EXERCISE DESCRIPTION:
Exclude the pictures, and otherwise reproduce the data in full.

INPUT RECORDS:
+ + +

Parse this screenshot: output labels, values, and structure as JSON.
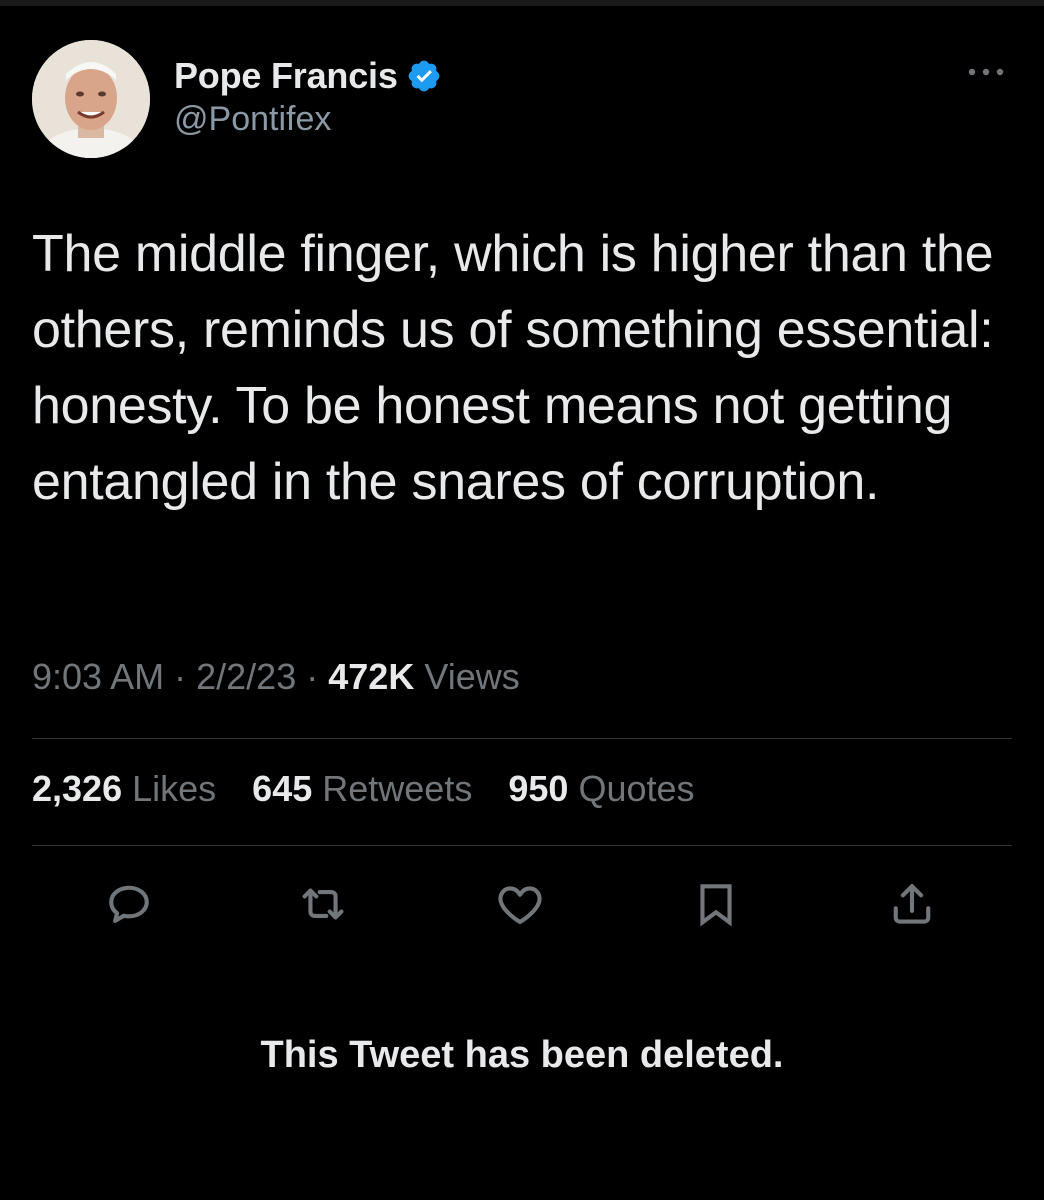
{
  "author": {
    "display_name": "Pope Francis",
    "handle": "@Pontifex",
    "verified": true,
    "avatar_icon": "pope-avatar"
  },
  "tweet": {
    "text": "The middle finger, which is higher than the others, reminds us of something essential: honesty. To be honest means not getting entangled in the snares of corruption.",
    "time": "9:03 AM",
    "date": "2/2/23",
    "views_count": "472K",
    "views_label": "Views",
    "separator": "·"
  },
  "stats": {
    "likes": {
      "count": "2,326",
      "label": "Likes"
    },
    "retweets": {
      "count": "645",
      "label": "Retweets"
    },
    "quotes": {
      "count": "950",
      "label": "Quotes"
    }
  },
  "actions": [
    "reply-icon",
    "retweet-icon",
    "like-icon",
    "bookmark-icon",
    "share-icon"
  ],
  "notice": "This Tweet has been deleted.",
  "colors": {
    "background": "#000000",
    "text": "#e7e9ea",
    "secondary": "#71767b",
    "verified": "#1d9bf0",
    "divider": "#2f3336"
  }
}
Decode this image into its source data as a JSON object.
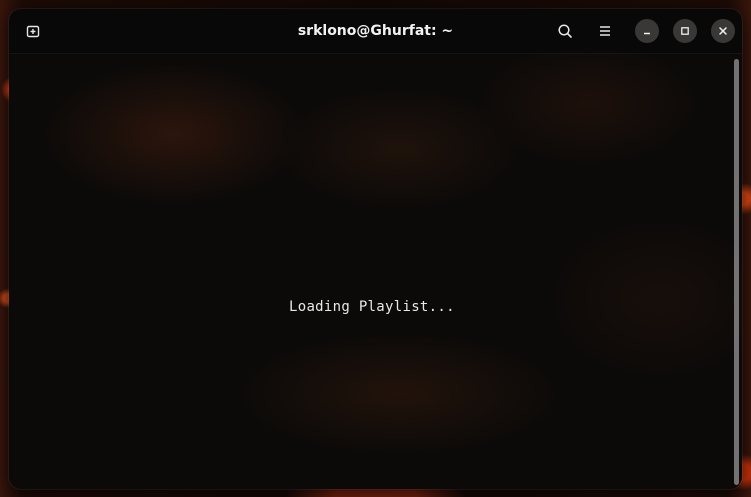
{
  "window": {
    "title": "srklono@Ghurfat: ~"
  },
  "headerbar": {
    "icons": {
      "new_tab": "new-tab-icon",
      "search": "search-icon",
      "menu": "hamburger-menu-icon",
      "minimize": "minimize-icon",
      "maximize": "maximize-icon",
      "close": "close-icon"
    }
  },
  "terminal": {
    "output": "Loading Playlist..."
  },
  "colors": {
    "window_bg": "#0c0a09",
    "text": "#e8e8e8",
    "button_bg": "#3a3837"
  }
}
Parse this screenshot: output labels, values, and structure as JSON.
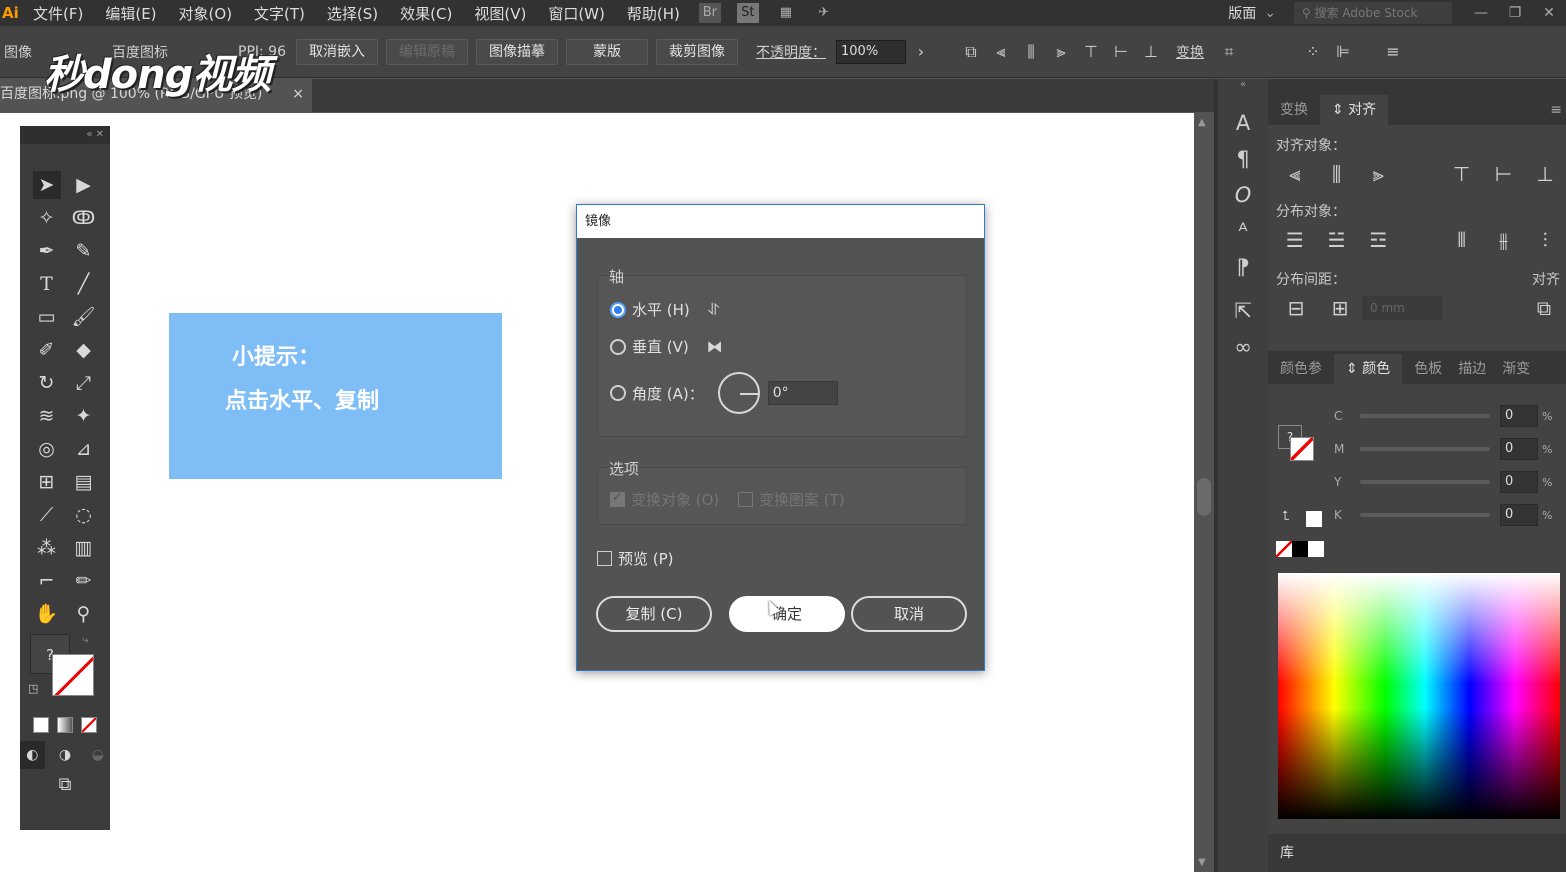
{
  "menu": {
    "logo": "Ai",
    "items": [
      "文件(F)",
      "编辑(E)",
      "对象(O)",
      "文字(T)",
      "选择(S)",
      "效果(C)",
      "视图(V)",
      "窗口(W)",
      "帮助(H)"
    ],
    "workspace": "版面",
    "stock_placeholder": "搜索 Adobe Stock"
  },
  "controlbar": {
    "label_image": "图像",
    "file_info": "百度图标",
    "ppi": "PPI: 96",
    "btn_unembed": "取消嵌入",
    "btn_edit_original": "编辑原稿",
    "btn_image_trace": "图像描摹",
    "btn_mask": "蒙版",
    "btn_crop": "裁剪图像",
    "opacity_label": "不透明度：",
    "opacity_value": "100%",
    "transform": "变换"
  },
  "doc_tab": {
    "title": "百度图标.png @ 100% (RGB/GPU 预览)",
    "close": "×"
  },
  "watermark": "秒dong视频",
  "tip": {
    "title": "小提示：",
    "body": "点击水平、复制"
  },
  "dialog": {
    "title": "镜像",
    "axis_group": "轴",
    "horizontal": "水平 (H)",
    "vertical": "垂直 (V)",
    "angle": "角度 (A)：",
    "angle_value": "0°",
    "options_group": "选项",
    "transform_objects": "变换对象 (O)",
    "transform_patterns": "变换图案 (T)",
    "preview": "预览 (P)",
    "btn_copy": "复制 (C)",
    "btn_ok": "确定",
    "btn_cancel": "取消",
    "selected_axis": "horizontal"
  },
  "align_panel": {
    "tabs": [
      "变换",
      "对齐"
    ],
    "active_tab": "对齐",
    "align_objects": "对齐对象：",
    "distribute_objects": "分布对象：",
    "distribute_spacing": "分布间距：",
    "align_to": "对齐",
    "spacing_value": "0 mm"
  },
  "color_panel": {
    "tabs": [
      "颜色参",
      "颜色",
      "色板",
      "描边",
      "渐变"
    ],
    "active_tab": "颜色",
    "c_label": "C",
    "m_label": "M",
    "y_label": "Y",
    "k_label": "K",
    "c": "0",
    "m": "0",
    "y": "0",
    "k": "0",
    "pct": "%"
  },
  "library": "库",
  "colors": {
    "tip_box": "#7fbdf7",
    "dialog_accent": "#2e7ad6",
    "radio_checked": "#2f80ed"
  }
}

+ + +

RESPONSE:
Parse this screenshot: output labels, values, and structure as JSON.
{
  "author": {
    "display_name": "Pope Francis",
    "handle": "@Pontifex",
    "verified": true,
    "avatar_icon": "pope-avatar"
  },
  "tweet": {
    "text": "The middle finger, which is higher than the others, reminds us of something essential: honesty. To be honest means not getting entangled in the snares of corruption.",
    "time": "9:03 AM",
    "date": "2/2/23",
    "views_count": "472K",
    "views_label": "Views",
    "separator": "·"
  },
  "stats": {
    "likes": {
      "count": "2,326",
      "label": "Likes"
    },
    "retweets": {
      "count": "645",
      "label": "Retweets"
    },
    "quotes": {
      "count": "950",
      "label": "Quotes"
    }
  },
  "actions": [
    "reply-icon",
    "retweet-icon",
    "like-icon",
    "bookmark-icon",
    "share-icon"
  ],
  "notice": "This Tweet has been deleted.",
  "colors": {
    "background": "#000000",
    "text": "#e7e9ea",
    "secondary": "#71767b",
    "verified": "#1d9bf0",
    "divider": "#2f3336"
  }
}
Decode this image into its source data as a JSON object.
{
  "window": {
    "title": "srklono@Ghurfat: ~"
  },
  "headerbar": {
    "icons": {
      "new_tab": "new-tab-icon",
      "search": "search-icon",
      "menu": "hamburger-menu-icon",
      "minimize": "minimize-icon",
      "maximize": "maximize-icon",
      "close": "close-icon"
    }
  },
  "terminal": {
    "output": "Loading Playlist..."
  },
  "colors": {
    "window_bg": "#0c0a09",
    "text": "#e8e8e8",
    "button_bg": "#3a3837"
  }
}
Parse this screenshot: output labels, values, and structure as JSON.
{
  "menu": {
    "logo": "Ai",
    "items": [
      "文件(F)",
      "编辑(E)",
      "对象(O)",
      "文字(T)",
      "选择(S)",
      "效果(C)",
      "视图(V)",
      "窗口(W)",
      "帮助(H)"
    ],
    "workspace": "版面",
    "stock_placeholder": "搜索 Adobe Stock"
  },
  "controlbar": {
    "label_image": "图像",
    "file_info": "百度图标",
    "ppi": "PPI: 96",
    "btn_unembed": "取消嵌入",
    "btn_edit_original": "编辑原稿",
    "btn_image_trace": "图像描摹",
    "btn_mask": "蒙版",
    "btn_crop": "裁剪图像",
    "opacity_label": "不透明度：",
    "opacity_value": "100%",
    "transform": "变换"
  },
  "doc_tab": {
    "title": "百度图标.png @ 100% (RGB/GPU 预览)",
    "close": "×"
  },
  "watermark": "秒dong视频",
  "tip": {
    "title": "小提示：",
    "body": "点击水平、复制"
  },
  "dialog": {
    "title": "镜像",
    "axis_group": "轴",
    "horizontal": "水平 (H)",
    "vertical": "垂直 (V)",
    "angle": "角度 (A)：",
    "angle_value": "0°",
    "options_group": "选项",
    "transform_objects": "变换对象 (O)",
    "transform_patterns": "变换图案 (T)",
    "preview": "预览 (P)",
    "btn_copy": "复制 (C)",
    "btn_ok": "确定",
    "btn_cancel": "取消",
    "selected_axis": "horizontal"
  },
  "align_panel": {
    "tabs": [
      "变换",
      "对齐"
    ],
    "active_tab": "对齐",
    "align_objects": "对齐对象：",
    "distribute_objects": "分布对象：",
    "distribute_spacing": "分布间距：",
    "align_to": "对齐",
    "spacing_value": "0 mm"
  },
  "color_panel": {
    "tabs": [
      "颜色参",
      "颜色",
      "色板",
      "描边",
      "渐变"
    ],
    "active_tab": "颜色",
    "c_label": "C",
    "m_label": "M",
    "y_label": "Y",
    "k_label": "K",
    "c": "0",
    "m": "0",
    "y": "0",
    "k": "0",
    "pct": "%"
  },
  "library": "库",
  "colors": {
    "tip_box": "#7fbdf7",
    "dialog_accent": "#2e7ad6",
    "radio_checked": "#2f80ed"
  }
}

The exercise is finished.